*** MATERIAL FOR THE TASK Section Begins ***

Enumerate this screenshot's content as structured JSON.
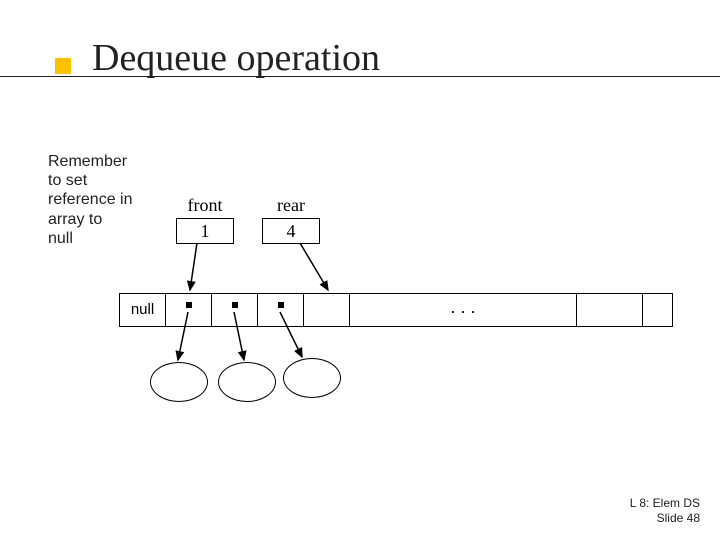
{
  "title": "Dequeue operation",
  "note_lines": [
    "Remember",
    "to set",
    "reference in",
    "array to",
    "null"
  ],
  "front": {
    "label": "front",
    "value": "1"
  },
  "rear": {
    "label": "rear",
    "value": "4"
  },
  "array": {
    "null_label": "null",
    "ellipsis": ". . ."
  },
  "footer": {
    "line1": "L 8: Elem DS",
    "line2": "Slide 48"
  }
}
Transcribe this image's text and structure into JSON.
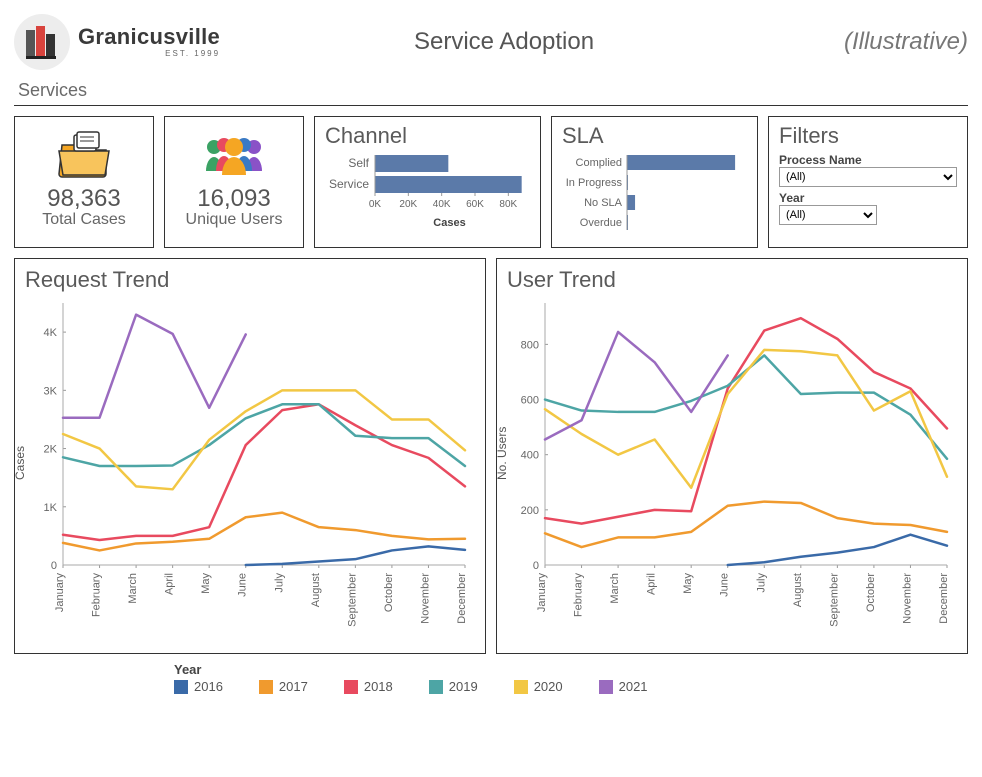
{
  "header": {
    "brand_name": "Granicusville",
    "brand_sub": "EST. 1999",
    "title": "Service Adoption",
    "illustrative": "(Illustrative)"
  },
  "section_label": "Services",
  "kpis": {
    "total_cases_value": "98,363",
    "total_cases_label": "Total Cases",
    "unique_users_value": "16,093",
    "unique_users_label": "Unique Users"
  },
  "channel": {
    "title": "Channel",
    "axis_title": "Cases",
    "ticks": [
      "0K",
      "20K",
      "40K",
      "60K",
      "80K"
    ]
  },
  "sla": {
    "title": "SLA"
  },
  "filters": {
    "title": "Filters",
    "process_label": "Process Name",
    "process_value": "(All)",
    "year_label": "Year",
    "year_value": "(All)"
  },
  "trends": {
    "request_title": "Request Trend",
    "request_ylabel": "Cases",
    "user_title": "User Trend",
    "user_ylabel": "No. Users",
    "months": [
      "January",
      "February",
      "March",
      "April",
      "May",
      "June",
      "July",
      "August",
      "September",
      "October",
      "November",
      "December"
    ],
    "legend_title": "Year"
  },
  "legend_items": [
    {
      "name": "2016",
      "color": "#3a6aa8"
    },
    {
      "name": "2017",
      "color": "#f09a2e"
    },
    {
      "name": "2018",
      "color": "#e84a5f"
    },
    {
      "name": "2019",
      "color": "#4da5a5"
    },
    {
      "name": "2020",
      "color": "#f2c744"
    },
    {
      "name": "2021",
      "color": "#9a6bbf"
    }
  ],
  "chart_data": [
    {
      "type": "bar",
      "title": "Channel",
      "xlabel": "Cases",
      "ylabel": "",
      "categories": [
        "Self",
        "Service"
      ],
      "values": [
        44000,
        88000
      ],
      "xlim": [
        0,
        90000
      ]
    },
    {
      "type": "bar",
      "title": "SLA",
      "xlabel": "",
      "ylabel": "",
      "categories": [
        "Complied",
        "In Progress",
        "No SLA",
        "Overdue"
      ],
      "values": [
        94000,
        800,
        7000,
        200
      ],
      "xlim": [
        0,
        100000
      ]
    },
    {
      "type": "line",
      "title": "Request Trend",
      "xlabel": "Month",
      "ylabel": "Cases",
      "ylim": [
        0,
        4500
      ],
      "categories": [
        "January",
        "February",
        "March",
        "April",
        "May",
        "June",
        "July",
        "August",
        "September",
        "October",
        "November",
        "December"
      ],
      "series": [
        {
          "name": "2016",
          "values": [
            null,
            null,
            null,
            null,
            null,
            0,
            20,
            60,
            100,
            250,
            320,
            260
          ]
        },
        {
          "name": "2017",
          "values": [
            380,
            250,
            370,
            400,
            450,
            820,
            900,
            650,
            600,
            500,
            440,
            450
          ]
        },
        {
          "name": "2018",
          "values": [
            520,
            430,
            500,
            500,
            650,
            2060,
            2660,
            2760,
            2400,
            2060,
            1840,
            1350
          ]
        },
        {
          "name": "2019",
          "values": [
            1850,
            1700,
            1700,
            1710,
            2060,
            2520,
            2760,
            2760,
            2220,
            2180,
            2180,
            1700
          ]
        },
        {
          "name": "2020",
          "values": [
            2250,
            2000,
            1350,
            1300,
            2150,
            2640,
            3000,
            3000,
            3000,
            2500,
            2500,
            1970
          ]
        },
        {
          "name": "2021",
          "values": [
            2530,
            2530,
            4300,
            3970,
            2700,
            3960,
            null,
            null,
            null,
            null,
            null,
            null
          ]
        }
      ]
    },
    {
      "type": "line",
      "title": "User Trend",
      "xlabel": "Month",
      "ylabel": "No. Users",
      "ylim": [
        0,
        950
      ],
      "categories": [
        "January",
        "February",
        "March",
        "April",
        "May",
        "June",
        "July",
        "August",
        "September",
        "October",
        "November",
        "December"
      ],
      "series": [
        {
          "name": "2016",
          "values": [
            null,
            null,
            null,
            null,
            null,
            0,
            10,
            30,
            45,
            65,
            110,
            70
          ]
        },
        {
          "name": "2017",
          "values": [
            115,
            65,
            100,
            100,
            120,
            215,
            230,
            225,
            170,
            150,
            145,
            120
          ]
        },
        {
          "name": "2018",
          "values": [
            170,
            150,
            175,
            200,
            195,
            640,
            850,
            895,
            820,
            700,
            640,
            495
          ]
        },
        {
          "name": "2019",
          "values": [
            600,
            560,
            555,
            555,
            595,
            650,
            760,
            620,
            625,
            625,
            545,
            385
          ]
        },
        {
          "name": "2020",
          "values": [
            565,
            475,
            400,
            455,
            280,
            620,
            780,
            775,
            760,
            560,
            630,
            320
          ]
        },
        {
          "name": "2021",
          "values": [
            455,
            525,
            845,
            735,
            555,
            760,
            null,
            null,
            null,
            null,
            null,
            null
          ]
        }
      ]
    }
  ]
}
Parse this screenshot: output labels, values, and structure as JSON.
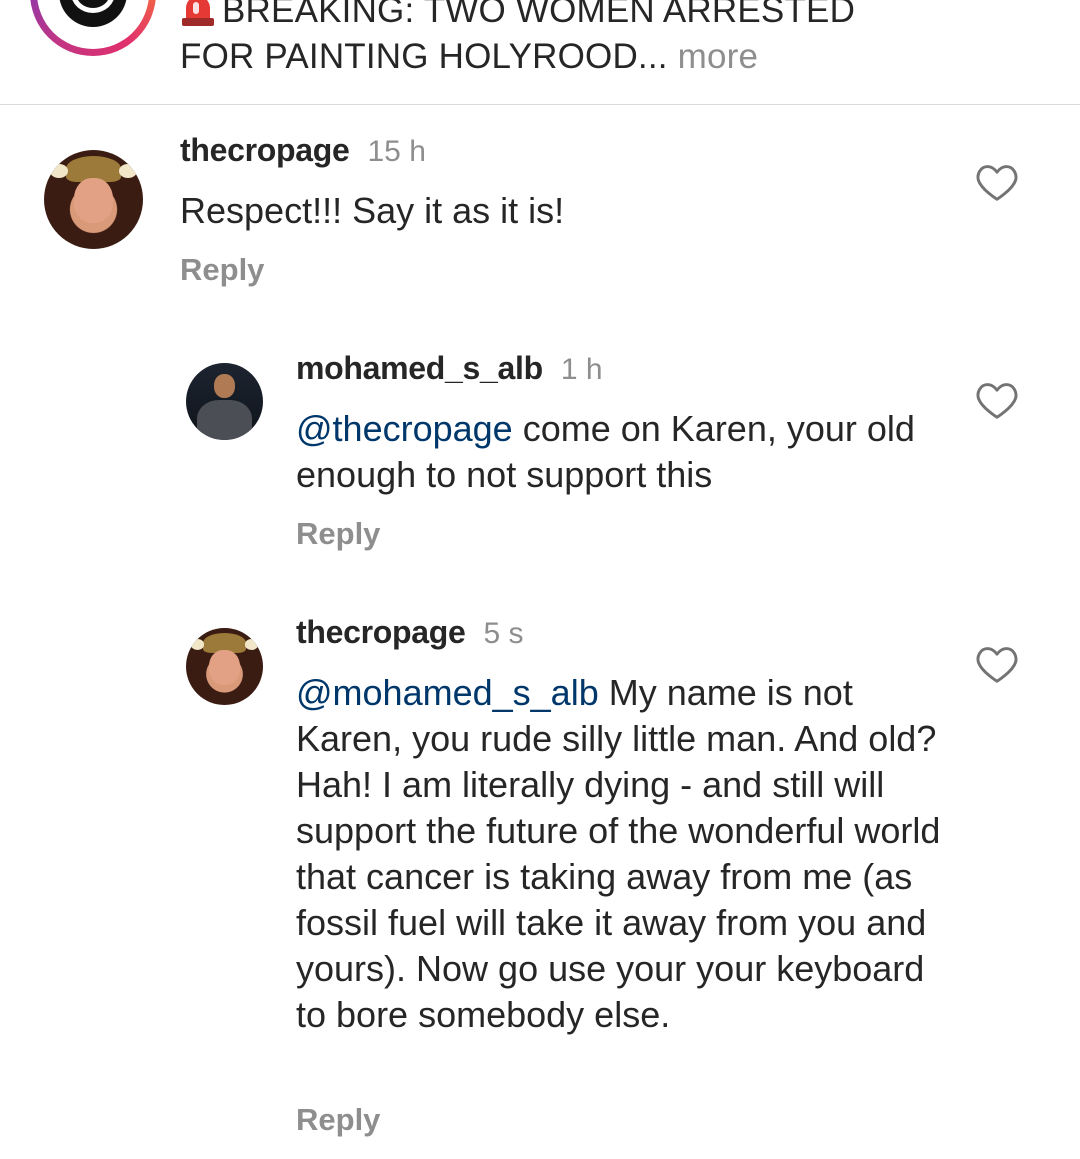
{
  "post": {
    "caption_icon": "police-siren-emoji",
    "caption_line1": "BREAKING: TWO WOMEN ARRESTED",
    "caption_line2": "FOR PAINTING HOLYROOD...",
    "more_label": " more"
  },
  "comments": [
    {
      "username": "thecropage",
      "time": "15 h",
      "mention": "",
      "text": "Respect!!! Say it as it is!",
      "reply_label": "Reply"
    },
    {
      "username": "mohamed_s_alb",
      "time": "1 h",
      "mention": "@thecropage",
      "text": "come on Karen, your old enough to not support this",
      "reply_label": "Reply"
    },
    {
      "username": "thecropage",
      "time": "5 s",
      "mention": "@mohamed_s_alb",
      "text": "My name is not Karen, you rude silly little man. And old? Hah! I am literally dying - and still will support the future of the wonderful world that cancer is taking away from me (as fossil fuel will take it away from you and yours). Now go use your your keyboard to bore somebody else.",
      "reply_label": "Reply"
    }
  ],
  "colors": {
    "mention": "#00376b",
    "muted": "#8e8e8e",
    "text": "#262626"
  }
}
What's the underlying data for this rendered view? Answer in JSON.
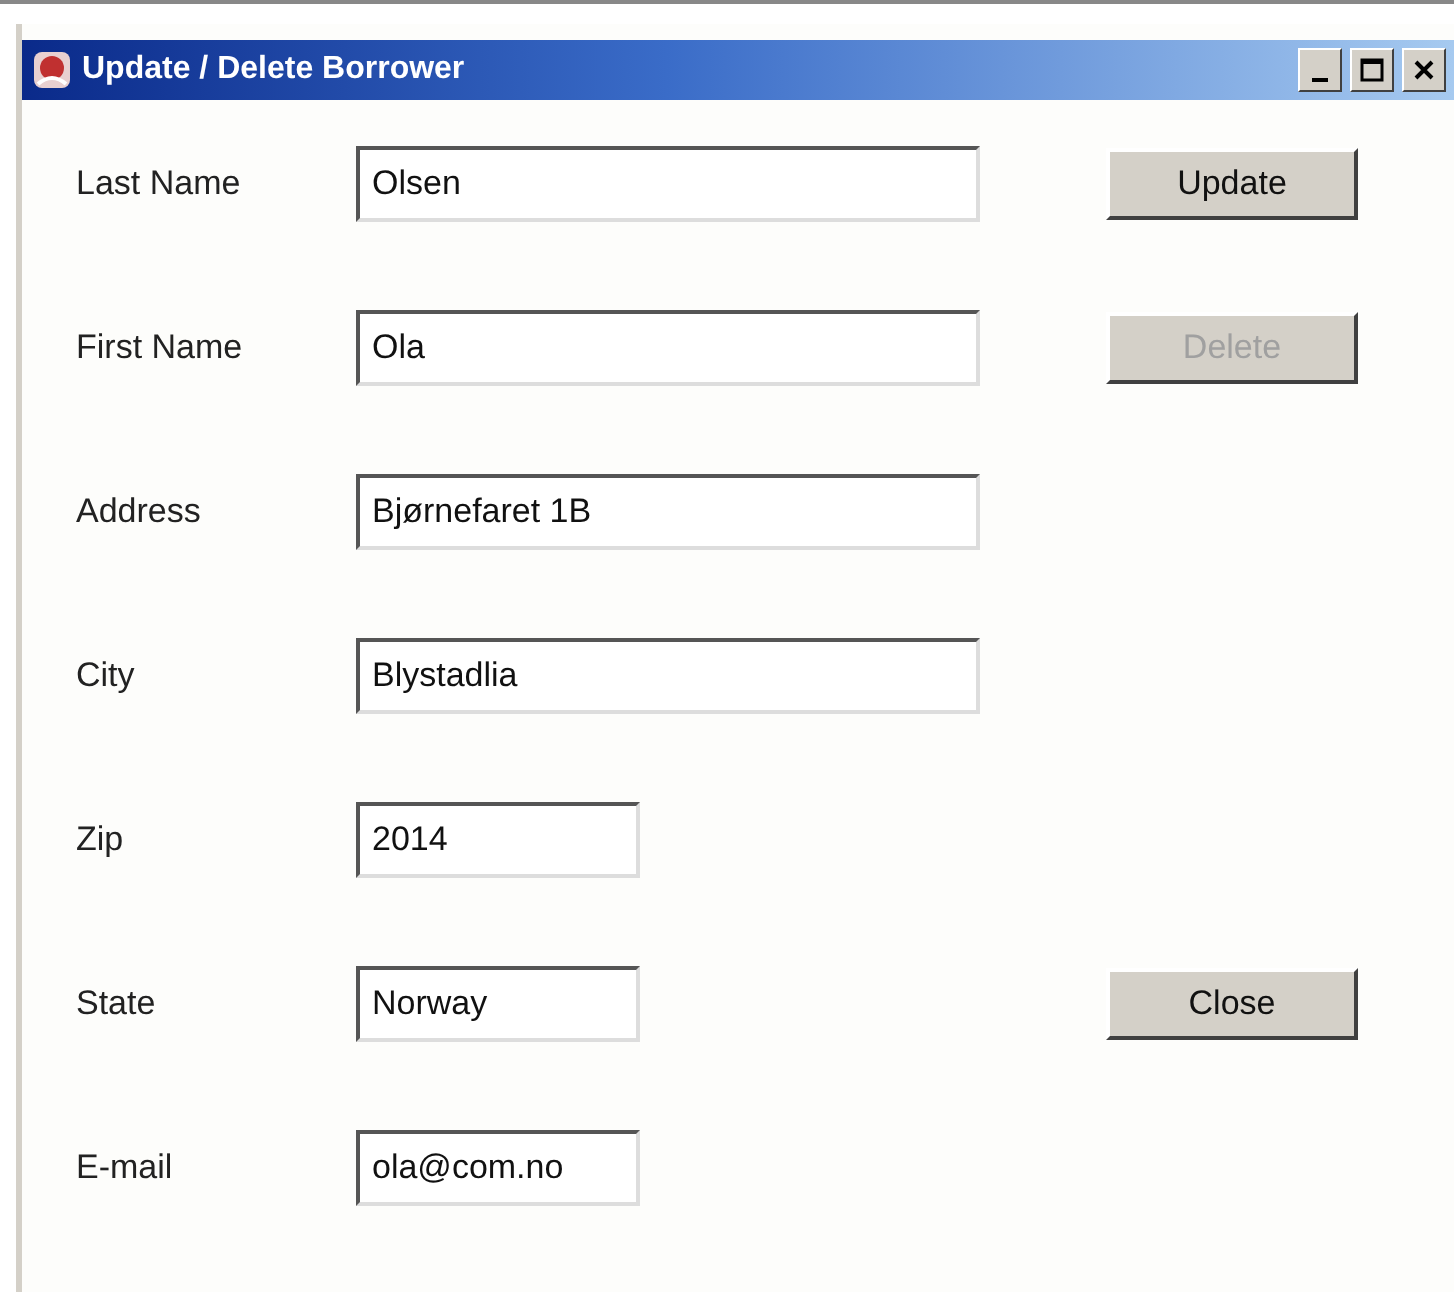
{
  "window": {
    "title": "Update / Delete Borrower"
  },
  "rows": [
    {
      "label": "Last Name",
      "value": "Olsen",
      "kind": "wide",
      "button": {
        "label": "Update",
        "disabled": false
      }
    },
    {
      "label": "First Name",
      "value": "Ola",
      "kind": "wide",
      "button": {
        "label": "Delete",
        "disabled": true
      }
    },
    {
      "label": "Address",
      "value": "Bjørnefaret 1B",
      "kind": "wide"
    },
    {
      "label": "City",
      "value": "Blystadlia",
      "kind": "wide"
    },
    {
      "label": "Zip",
      "value": "2014",
      "kind": "narrow"
    },
    {
      "label": "State",
      "value": "Norway",
      "kind": "narrow",
      "button": {
        "label": "Close",
        "disabled": false
      }
    },
    {
      "label": "E-mail",
      "value": "ola@com.no",
      "kind": "narrow"
    }
  ]
}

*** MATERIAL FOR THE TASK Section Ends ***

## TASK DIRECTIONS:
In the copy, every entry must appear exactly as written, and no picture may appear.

## ANSWER TO THIS PROBLEM:
Enumerate this screenshot's content as structured JSON.
{
  "title": "Dequeue operation",
  "note_lines": [
    "Remember",
    "to set",
    "reference in",
    "array to",
    "null"
  ],
  "front": {
    "label": "front",
    "value": "1"
  },
  "rear": {
    "label": "rear",
    "value": "4"
  },
  "array": {
    "null_label": "null",
    "ellipsis": ". . ."
  },
  "footer": {
    "line1": "L 8: Elem DS",
    "line2": "Slide 48"
  }
}
Transcribe this image's text and structure into JSON.
{
  "header": {
    "brand_name": "Granicusville",
    "brand_sub": "EST. 1999",
    "title": "Service Adoption",
    "illustrative": "(Illustrative)"
  },
  "section_label": "Services",
  "kpis": {
    "total_cases_value": "98,363",
    "total_cases_label": "Total Cases",
    "unique_users_value": "16,093",
    "unique_users_label": "Unique Users"
  },
  "channel": {
    "title": "Channel",
    "axis_title": "Cases",
    "ticks": [
      "0K",
      "20K",
      "40K",
      "60K",
      "80K"
    ]
  },
  "sla": {
    "title": "SLA"
  },
  "filters": {
    "title": "Filters",
    "process_label": "Process Name",
    "process_value": "(All)",
    "year_label": "Year",
    "year_value": "(All)"
  },
  "trends": {
    "request_title": "Request Trend",
    "request_ylabel": "Cases",
    "user_title": "User Trend",
    "user_ylabel": "No. Users",
    "months": [
      "January",
      "February",
      "March",
      "April",
      "May",
      "June",
      "July",
      "August",
      "September",
      "October",
      "November",
      "December"
    ],
    "legend_title": "Year"
  },
  "legend_items": [
    {
      "name": "2016",
      "color": "#3a6aa8"
    },
    {
      "name": "2017",
      "color": "#f09a2e"
    },
    {
      "name": "2018",
      "color": "#e84a5f"
    },
    {
      "name": "2019",
      "color": "#4da5a5"
    },
    {
      "name": "2020",
      "color": "#f2c744"
    },
    {
      "name": "2021",
      "color": "#9a6bbf"
    }
  ],
  "chart_data": [
    {
      "type": "bar",
      "title": "Channel",
      "xlabel": "Cases",
      "ylabel": "",
      "categories": [
        "Self",
        "Service"
      ],
      "values": [
        44000,
        88000
      ],
      "xlim": [
        0,
        90000
      ]
    },
    {
      "type": "bar",
      "title": "SLA",
      "xlabel": "",
      "ylabel": "",
      "categories": [
        "Complied",
        "In Progress",
        "No SLA",
        "Overdue"
      ],
      "values": [
        94000,
        800,
        7000,
        200
      ],
      "xlim": [
        0,
        100000
      ]
    },
    {
      "type": "line",
      "title": "Request Trend",
      "xlabel": "Month",
      "ylabel": "Cases",
      "ylim": [
        0,
        4500
      ],
      "categories": [
        "January",
        "February",
        "March",
        "April",
        "May",
        "June",
        "July",
        "August",
        "September",
        "October",
        "November",
        "December"
      ],
      "series": [
        {
          "name": "2016",
          "values": [
            null,
            null,
            null,
            null,
            null,
            0,
            20,
            60,
            100,
            250,
            320,
            260
          ]
        },
        {
          "name": "2017",
          "values": [
            380,
            250,
            370,
            400,
            450,
            820,
            900,
            650,
            600,
            500,
            440,
            450
          ]
        },
        {
          "name": "2018",
          "values": [
            520,
            430,
            500,
            500,
            650,
            2060,
            2660,
            2760,
            2400,
            2060,
            1840,
            1350
          ]
        },
        {
          "name": "2019",
          "values": [
            1850,
            1700,
            1700,
            1710,
            2060,
            2520,
            2760,
            2760,
            2220,
            2180,
            2180,
            1700
          ]
        },
        {
          "name": "2020",
          "values": [
            2250,
            2000,
            1350,
            1300,
            2150,
            2640,
            3000,
            3000,
            3000,
            2500,
            2500,
            1970
          ]
        },
        {
          "name": "2021",
          "values": [
            2530,
            2530,
            4300,
            3970,
            2700,
            3960,
            null,
            null,
            null,
            null,
            null,
            null
          ]
        }
      ]
    },
    {
      "type": "line",
      "title": "User Trend",
      "xlabel": "Month",
      "ylabel": "No. Users",
      "ylim": [
        0,
        950
      ],
      "categories": [
        "January",
        "February",
        "March",
        "April",
        "May",
        "June",
        "July",
        "August",
        "September",
        "October",
        "November",
        "December"
      ],
      "series": [
        {
          "name": "2016",
          "values": [
            null,
            null,
            null,
            null,
            null,
            0,
            10,
            30,
            45,
            65,
            110,
            70
          ]
        },
        {
          "name": "2017",
          "values": [
            115,
            65,
            100,
            100,
            120,
            215,
            230,
            225,
            170,
            150,
            145,
            120
          ]
        },
        {
          "name": "2018",
          "values": [
            170,
            150,
            175,
            200,
            195,
            640,
            850,
            895,
            820,
            700,
            640,
            495
          ]
        },
        {
          "name": "2019",
          "values": [
            600,
            560,
            555,
            555,
            595,
            650,
            760,
            620,
            625,
            625,
            545,
            385
          ]
        },
        {
          "name": "2020",
          "values": [
            565,
            475,
            400,
            455,
            280,
            620,
            780,
            775,
            760,
            560,
            630,
            320
          ]
        },
        {
          "name": "2021",
          "values": [
            455,
            525,
            845,
            735,
            555,
            760,
            null,
            null,
            null,
            null,
            null,
            null
          ]
        }
      ]
    }
  ]
}
Parse this screenshot: output labels, values, and structure as JSON.
{
  "post": {
    "caption_icon": "police-siren-emoji",
    "caption_line1": "BREAKING: TWO WOMEN ARRESTED",
    "caption_line2": "FOR PAINTING HOLYROOD...",
    "more_label": " more"
  },
  "comments": [
    {
      "username": "thecropage",
      "time": "15 h",
      "mention": "",
      "text": "Respect!!! Say it as it is!",
      "reply_label": "Reply"
    },
    {
      "username": "mohamed_s_alb",
      "time": "1 h",
      "mention": "@thecropage",
      "text": "come on Karen, your old enough to not support this",
      "reply_label": "Reply"
    },
    {
      "username": "thecropage",
      "time": "5 s",
      "mention": "@mohamed_s_alb",
      "text": "My name is not Karen, you rude silly little man. And old? Hah! I am literally dying - and still will support the future of the wonderful world that cancer is taking away from me (as fossil fuel will take it away from you and yours). Now go use your your keyboard to bore somebody else.",
      "reply_label": "Reply"
    }
  ],
  "colors": {
    "mention": "#00376b",
    "muted": "#8e8e8e",
    "text": "#262626"
  }
}
What's the underlying data for this rendered view? Answer in JSON.
{
  "window": {
    "title": "Update / Delete Borrower"
  },
  "rows": [
    {
      "label": "Last Name",
      "value": "Olsen",
      "kind": "wide",
      "button": {
        "label": "Update",
        "disabled": false
      }
    },
    {
      "label": "First Name",
      "value": "Ola",
      "kind": "wide",
      "button": {
        "label": "Delete",
        "disabled": true
      }
    },
    {
      "label": "Address",
      "value": "Bjørnefaret 1B",
      "kind": "wide"
    },
    {
      "label": "City",
      "value": "Blystadlia",
      "kind": "wide"
    },
    {
      "label": "Zip",
      "value": "2014",
      "kind": "narrow"
    },
    {
      "label": "State",
      "value": "Norway",
      "kind": "narrow",
      "button": {
        "label": "Close",
        "disabled": false
      }
    },
    {
      "label": "E-mail",
      "value": "ola@com.no",
      "kind": "narrow"
    }
  ]
}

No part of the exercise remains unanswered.